All That Heaven Allows is a treatise on the dangers -- and easy comforts -- of conformity, and it includes one of cinema's classic images -- the reflection of a lonely, devastated Jane Wyman, seen in the blank screen of new TV set.

Oh, and Agnes Moorehead has one of her best roles as Jane's sympathetic, but acidic, best friend.

All That Heaven Allows was awkwardly "homaged" by director Todd Haynes in his 2002 film, Far From Heaven. Aside from the over-meticulous care spent on the color of every leaf on every tree, Hayes' movie was a failure, save for the wrenching performance of Dennis Quaid as a closeted gay man, married to the unfortunate Julianne Moore. (Dennis wuz robbed of an Oscar nomination, in my opinion.)

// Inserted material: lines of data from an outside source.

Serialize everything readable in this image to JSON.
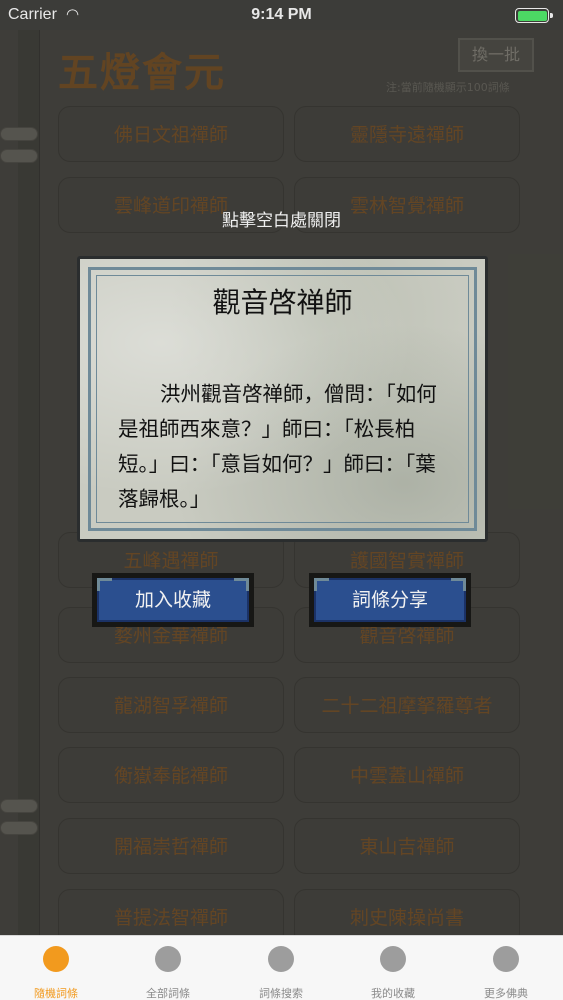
{
  "status_bar": {
    "carrier": "Carrier",
    "time": "9:14 PM",
    "battery_level": 1.0,
    "battery_color": "#4cd964"
  },
  "background": {
    "title": "五燈會元",
    "refresh_label": "換一批",
    "notice": "注:當前隨機顯示100詞條",
    "grid_items": [
      "佛日文祖禪師",
      "靈隱寺遠禪師",
      "雲峰道印禪師",
      "雲林智覺禪師",
      "五峰遇禪師",
      "護國智實禪師",
      "婺州金華禪師",
      "觀音啓禪師",
      "龍湖智孚禪師",
      "二十二祖摩拏羅尊者",
      "衡嶽奉能禪師",
      "中雲蓋山禪師",
      "開福崇哲禪師",
      "東山吉禪師",
      "普提法智禪師",
      "刺史陳操尚書"
    ]
  },
  "modal": {
    "close_hint": "點擊空白處關閉",
    "title": "觀音啓禅師",
    "body": "洪州觀音啓禅師，僧問：「如何是祖師西來意？」師曰：「松長柏短。」曰：「意旨如何？」師曰：「葉落歸根。」",
    "favorite_label": "加入收藏",
    "share_label": "詞條分享"
  },
  "tab_bar": {
    "accent": "#f29a1e",
    "tabs": [
      {
        "label": "隨機詞條",
        "active": true
      },
      {
        "label": "全部詞條",
        "active": false
      },
      {
        "label": "詞條搜索",
        "active": false
      },
      {
        "label": "我的收藏",
        "active": false
      },
      {
        "label": "更多佛典",
        "active": false
      }
    ]
  }
}
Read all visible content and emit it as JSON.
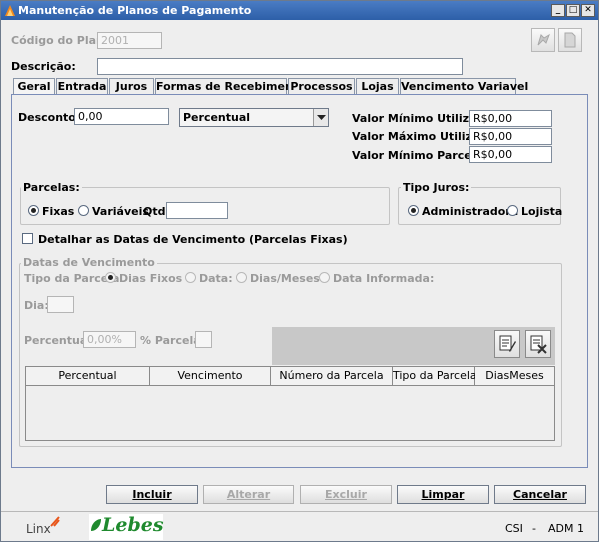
{
  "window": {
    "title": "Manutenção de Planos de Pagamento",
    "buttons": [
      "_",
      "□",
      "✕"
    ]
  },
  "header": {
    "codigo_label": "Código do Plano:",
    "codigo_value": "2001",
    "descricao_label": "Descrição:",
    "descricao_value": ""
  },
  "tabs": [
    "Geral",
    "Entrada",
    "Juros",
    "Formas de Recebimento",
    "Processos",
    "Lojas",
    "Vencimento Variavel"
  ],
  "geral": {
    "desconto_label": "Desconto:",
    "desconto_value": "0,00",
    "tipo_desconto": "Percentual",
    "valor_min_util_label": "Valor Mínimo Utilização:",
    "valor_min_util_value": "R$0,00",
    "valor_max_util_label": "Valor Máximo Utilização:",
    "valor_max_util_value": "R$0,00",
    "valor_min_parcela_label": "Valor Mínimo Parcela:",
    "valor_min_parcela_value": "R$0,00"
  },
  "parcelas": {
    "label": "Parcelas:",
    "fixas": "Fixas",
    "variaveis": "Variáveis",
    "qtd_label": "Qtd",
    "qtd_value": ""
  },
  "tipo_juros": {
    "label": "Tipo Juros:",
    "administradora": "Administradora",
    "lojista": "Lojista"
  },
  "detalhar_label": "Detalhar as Datas de Vencimento (Parcelas Fixas)",
  "datas_vencimento": {
    "label": "Datas de Vencimento",
    "tipo_parcela_label": "Tipo da Parcela",
    "dias_fixos": "Dias Fixos :",
    "data": "Data:",
    "dias_meses": "Dias/Meses",
    "data_informada": "Data Informada:",
    "dia_label": "Dia:",
    "percentual_label": "Percentual:",
    "percentual_value": "0,00%",
    "parcela_label": "% Parcela:"
  },
  "table": {
    "columns": [
      "Percentual",
      "Vencimento",
      "Número da Parcela",
      "Tipo da Parcela",
      "DiasMeses"
    ],
    "rows": []
  },
  "actions": {
    "incluir": "Incluir",
    "alterar": "Alterar",
    "excluir": "Excluir",
    "limpar": "Limpar",
    "cancelar": "Cancelar"
  },
  "status": {
    "brand_linx": "Linx",
    "brand_lebes": "Lebes",
    "system": "CSI",
    "separator": "-",
    "user": "ADM 1"
  },
  "colors": {
    "titlebar": "#2d5fa8",
    "panel_border": "#7a8cb8",
    "lebes_green": "#1f8a2e"
  }
}
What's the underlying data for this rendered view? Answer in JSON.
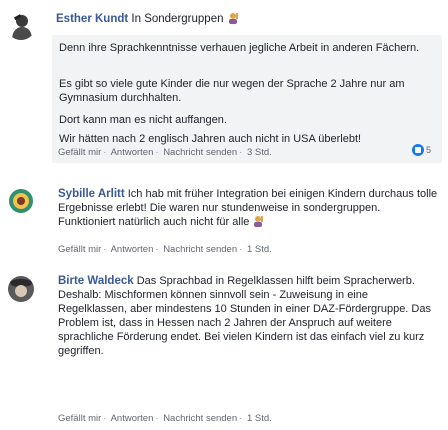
{
  "comments": [
    {
      "author": "Esther Kundt",
      "group_label": "In Sondergruppen",
      "avatar_icon": "person-with-headband-avatar",
      "paragraphs": [
        "Denn ihre Sprachkenntnisse verhauen jegliche Arbeit in anderen Fächern.",
        "Es gibt so viele gute Kinder die nur wegen der Sprache 2 Jahre nur am Gymnasium durchhalten.",
        "Dort kann man es nicht auffangen.",
        "Wir hätten nach 2 englisch Jahren auch nicht in USA überlebt!"
      ],
      "actions": {
        "like": "Gefällt mir",
        "reply": "Antworten",
        "message": "Nachricht senden",
        "time": "3 Std."
      },
      "reaction_count": "5"
    },
    {
      "author": "Sybille Arlitt",
      "text": "Ich hab mit früher Integration bei einigen Kindern durchaus tolle Ergebnisse erlebt! Die waren nur stundenweise in sondergruppen. Funktioniert natürlich auch nicht für alle",
      "avatar_icon": "flower-avatar",
      "actions": {
        "like": "Gefällt mir",
        "reply": "Antworten",
        "message": "Nachricht senden",
        "time": "1 Std."
      }
    },
    {
      "author": "Birte Waldeck",
      "text": "Das Sprachbad in Regelklassen hilft beim Spracherwerb. Deshalb: Mischformen können sinnvoll sein - Zuweisung in eine Regelklassen, aber mindestens 10 Stunden in einer DAZ-Fördergruppe. Das Problem ist, dass in Hessen nach 2 Jahren der Anspruch auf weitere sprachliche Förderung endet. Bei vielen Kindern ist das einfach viel zu kurz gegriffen.",
      "avatar_icon": "person-with-hat-avatar",
      "actions": {
        "like": "Gefällt mir",
        "reply": "Antworten",
        "message": "Nachricht senden",
        "time": "1 Std."
      }
    }
  ],
  "colors": {
    "author": "#385898",
    "bubble": "#f2f3f5",
    "meta": "#616770",
    "like": "#1877f2"
  }
}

Douglas Sirk was also the man who gave us the 1959 re-make of Imitation of Life, with Lana Turner suffering fashionably in Jean Louis gowns, and Juanita Moore suffering her way to an Oscar nomination.

Sirk also directed Rock Hudson, Robert Stack, Lauren Bacall and Dorothy Malone in Written on the Wind. This one is memorable mainly for Miss Malone's ripe, over-the-top performance as a wealthy nymphomaniac. (While her father drops dead of a heart attack, Malone is upstairs doing the mambo in her bedroom, dressed in a sheer negligee. Film fans call this "Dorothy's Dance of Death.")

Malone took an Oscar for this crazy performance. Some say she didn't deserve it. I say, but of course she did!